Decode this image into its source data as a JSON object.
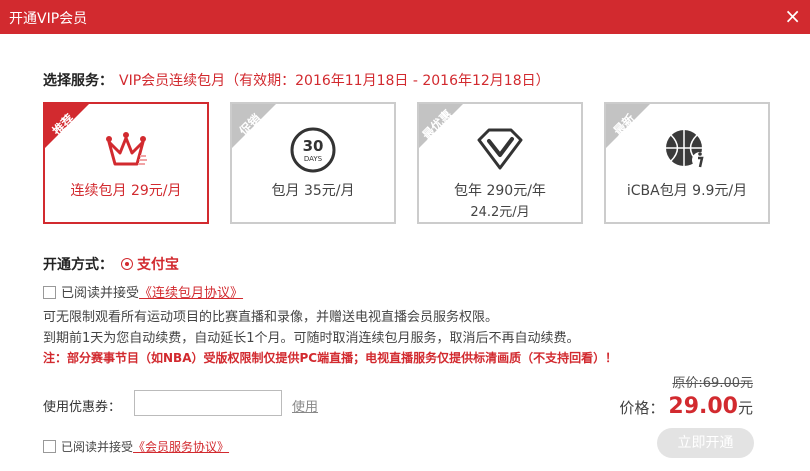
{
  "window": {
    "title": "开通VIP会员",
    "close_label": "×"
  },
  "service": {
    "label": "选择服务：",
    "value": "VIP会员连续包月（有效期：2016年11月18日 - 2016年12月18日）"
  },
  "plans": [
    {
      "tag": "推荐",
      "name": "连续包月 29元/月",
      "sub": "",
      "icon": "crown-icon"
    },
    {
      "tag": "促销",
      "name": "包月 35元/月",
      "sub": "",
      "icon": "30-days-icon",
      "icon_text_top": "30",
      "icon_text_bottom": "DAYS"
    },
    {
      "tag": "最优惠",
      "name": "包年 290元/年",
      "sub": "24.2元/月",
      "icon": "diamond-v-icon"
    },
    {
      "tag": "最新",
      "name": "iCBA包月 9.9元/月",
      "sub": "",
      "icon": "basketball-icon"
    }
  ],
  "payment": {
    "label": "开通方式：",
    "method": "支付宝"
  },
  "agreement1": {
    "text": "已阅读并接受",
    "link": "《连续包月协议》"
  },
  "description": [
    "可无限制观看所有运动项目的比赛直播和录像，并赠送电视直播会员服务权限。",
    "到期前1天为您自动续费，自动延长1个月。可随时取消连续包月服务，取消后不再自动续费。"
  ],
  "warning": "注：部分赛事节目（如NBA）受版权限制仅提供PC端直播；电视直播服务仅提供标清画质（不支持回看）！",
  "coupon": {
    "label": "使用优惠券：",
    "placeholder": "",
    "action": "使用"
  },
  "price": {
    "original_label": "原价:",
    "original_value": "69.00元",
    "label": "价格：",
    "value": "29.00",
    "unit": "元"
  },
  "agreement2": {
    "text": "已阅读并接受",
    "link": "《会员服务协议》"
  },
  "submit_label": "立即开通",
  "colors": {
    "accent": "#d22a2f",
    "inactive_corner": "#c3c3c3",
    "disabled_button": "#e3e3e3"
  }
}
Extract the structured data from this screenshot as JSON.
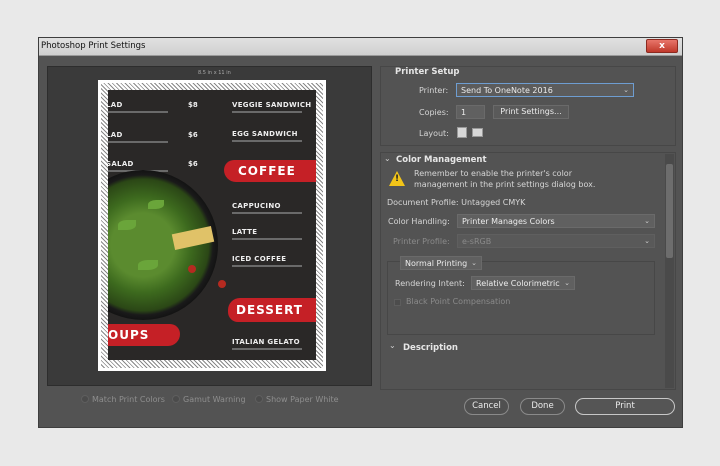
{
  "window": {
    "title": "Photoshop Print Settings",
    "close": "x"
  },
  "preview": {
    "size_label": "8.5 in x 11 in",
    "menu": {
      "items": [
        {
          "name": "VEGGIE SANDWICH",
          "price": "$8"
        },
        {
          "name": "EGG SANDWICH",
          "price": "$6"
        },
        {
          "name": "CAPPUCINO"
        },
        {
          "name": "LATTE"
        },
        {
          "name": "ICED COFFEE"
        },
        {
          "name": "ITALIAN GELATO"
        }
      ],
      "left_items": [
        "LAD",
        "SALAD"
      ],
      "left_price3": "$6",
      "banner_coffee": "COFFEE",
      "banner_dessert": "DESSERT",
      "banner_soups": "OUPS"
    }
  },
  "preview_options": {
    "match_print_colors": "Match Print Colors",
    "gamut_warning": "Gamut Warning",
    "show_paper_white": "Show Paper White"
  },
  "printer_setup": {
    "title": "Printer Setup",
    "printer_label": "Printer:",
    "printer_value": "Send To OneNote 2016",
    "copies_label": "Copies:",
    "copies_value": "1",
    "print_settings_btn": "Print Settings...",
    "layout_label": "Layout:"
  },
  "color_management": {
    "title": "Color Management",
    "warning_line1": "Remember to enable the printer's color",
    "warning_line2": "management in the print settings dialog box.",
    "document_profile": "Document Profile: Untagged CMYK",
    "color_handling_label": "Color Handling:",
    "color_handling_value": "Printer Manages Colors",
    "printer_profile_label": "Printer Profile:",
    "printer_profile_value": "e-sRGB",
    "printing_mode": "Normal Printing",
    "rendering_intent_label": "Rendering Intent:",
    "rendering_intent_value": "Relative Colorimetric",
    "black_point": "Black Point Compensation"
  },
  "description": {
    "title": "Description"
  },
  "buttons": {
    "cancel": "Cancel",
    "done": "Done",
    "print": "Print"
  }
}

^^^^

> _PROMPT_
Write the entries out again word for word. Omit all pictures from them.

> _EXPECTED OUTPUT_
Decode this image into its source data as a JSON object.
{
  "window": {
    "title": "开通VIP会员",
    "close_label": "×"
  },
  "service": {
    "label": "选择服务：",
    "value": "VIP会员连续包月（有效期：2016年11月18日 - 2016年12月18日）"
  },
  "plans": [
    {
      "tag": "推荐",
      "name": "连续包月 29元/月",
      "sub": "",
      "icon": "crown-icon"
    },
    {
      "tag": "促销",
      "name": "包月 35元/月",
      "sub": "",
      "icon": "30-days-icon",
      "icon_text_top": "30",
      "icon_text_bottom": "DAYS"
    },
    {
      "tag": "最优惠",
      "name": "包年 290元/年",
      "sub": "24.2元/月",
      "icon": "diamond-v-icon"
    },
    {
      "tag": "最新",
      "name": "iCBA包月 9.9元/月",
      "sub": "",
      "icon": "basketball-icon"
    }
  ],
  "payment": {
    "label": "开通方式：",
    "method": "支付宝"
  },
  "agreement1": {
    "text": "已阅读并接受",
    "link": "《连续包月协议》"
  },
  "description": [
    "可无限制观看所有运动项目的比赛直播和录像，并赠送电视直播会员服务权限。",
    "到期前1天为您自动续费，自动延长1个月。可随时取消连续包月服务，取消后不再自动续费。"
  ],
  "warning": "注：部分赛事节目（如NBA）受版权限制仅提供PC端直播；电视直播服务仅提供标清画质（不支持回看）！",
  "coupon": {
    "label": "使用优惠券：",
    "placeholder": "",
    "action": "使用"
  },
  "price": {
    "original_label": "原价:",
    "original_value": "69.00元",
    "label": "价格：",
    "value": "29.00",
    "unit": "元"
  },
  "agreement2": {
    "text": "已阅读并接受",
    "link": "《会员服务协议》"
  },
  "submit_label": "立即开通",
  "colors": {
    "accent": "#d22a2f",
    "inactive_corner": "#c3c3c3",
    "disabled_button": "#e3e3e3"
  }
}
Extract the structured data from this screenshot as JSON.
{
  "window": {
    "title": "Photoshop Print Settings",
    "close": "x"
  },
  "preview": {
    "size_label": "8.5 in x 11 in",
    "menu": {
      "items": [
        {
          "name": "VEGGIE SANDWICH",
          "price": "$8"
        },
        {
          "name": "EGG SANDWICH",
          "price": "$6"
        },
        {
          "name": "CAPPUCINO"
        },
        {
          "name": "LATTE"
        },
        {
          "name": "ICED COFFEE"
        },
        {
          "name": "ITALIAN GELATO"
        }
      ],
      "left_items": [
        "LAD",
        "SALAD"
      ],
      "left_price3": "$6",
      "banner_coffee": "COFFEE",
      "banner_dessert": "DESSERT",
      "banner_soups": "OUPS"
    }
  },
  "preview_options": {
    "match_print_colors": "Match Print Colors",
    "gamut_warning": "Gamut Warning",
    "show_paper_white": "Show Paper White"
  },
  "printer_setup": {
    "title": "Printer Setup",
    "printer_label": "Printer:",
    "printer_value": "Send To OneNote 2016",
    "copies_label": "Copies:",
    "copies_value": "1",
    "print_settings_btn": "Print Settings...",
    "layout_label": "Layout:"
  },
  "color_management": {
    "title": "Color Management",
    "warning_line1": "Remember to enable the printer's color",
    "warning_line2": "management in the print settings dialog box.",
    "document_profile": "Document Profile: Untagged CMYK",
    "color_handling_label": "Color Handling:",
    "color_handling_value": "Printer Manages Colors",
    "printer_profile_label": "Printer Profile:",
    "printer_profile_value": "e-sRGB",
    "printing_mode": "Normal Printing",
    "rendering_intent_label": "Rendering Intent:",
    "rendering_intent_value": "Relative Colorimetric",
    "black_point": "Black Point Compensation"
  },
  "description": {
    "title": "Description"
  },
  "buttons": {
    "cancel": "Cancel",
    "done": "Done",
    "print": "Print"
  }
}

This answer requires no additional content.